Enriched Cages

The GOOD news:

There are no longer laying hens in tiny ‘barren’ cages which restrict every aspect of their natural behaviour in the UK.

The BAD news:

However, millions of birds in are still kept in tiny barren cages in countries outside the EU community where we have no control over welfare. This makes it all the more important to support British farmers. (For more information on how you can make a difference to hen welfare and support British farmers, please look at our latest campaigns page.)
If you buy a processed food product manufactured from outside the EU you could inadvertently be eating eggs laid by battery caged hens kept in tiny cages. Always read food labels and purchase products which contain free range eggs, British where possible.

British hens and British farmers:

British farmers invested heavily to ensure they were compliant with the new Laying Hens Directive that came into force in 2012. This EU-wide Directive banned the use of barren battery cages and introduced the enriched or colony cage which is designed to hold up to 90 birds and give the hens more freedoms. These include:

  • Potential to nest – one end of the enriched cage has a small nesting area
  • Potential to roost – perches 3-4” high run along part of the cage
  • Potential to scratch – a small scratch area is provided with friable matter
  • Potential to stretch – the height and width of the cage allows for more freedom of movement

The enriched cage offers an improved environment over the barren battery cage, allowing them to perform the natural behaviours outlined above.

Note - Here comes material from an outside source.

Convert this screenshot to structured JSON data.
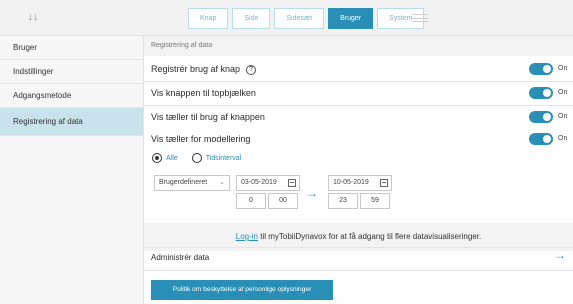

Ultimately, we would like all laying hens to be given access outdoors and be kept in small free range flocks with good enrichment on the range, such as woodland or other shelter together with a stimulating environment. By educating consumers about how they can support hen welfare, we also indirectly encourage farmers to invest in this type of small scale, free range system.

However, where there is a continuing demand for caged eggs, we would far rather they are produced in the UK than imported from countries where we may not have control over welfare. Help us to help farmers produce the eggs we want to eat. Buy British Free Range Eggs.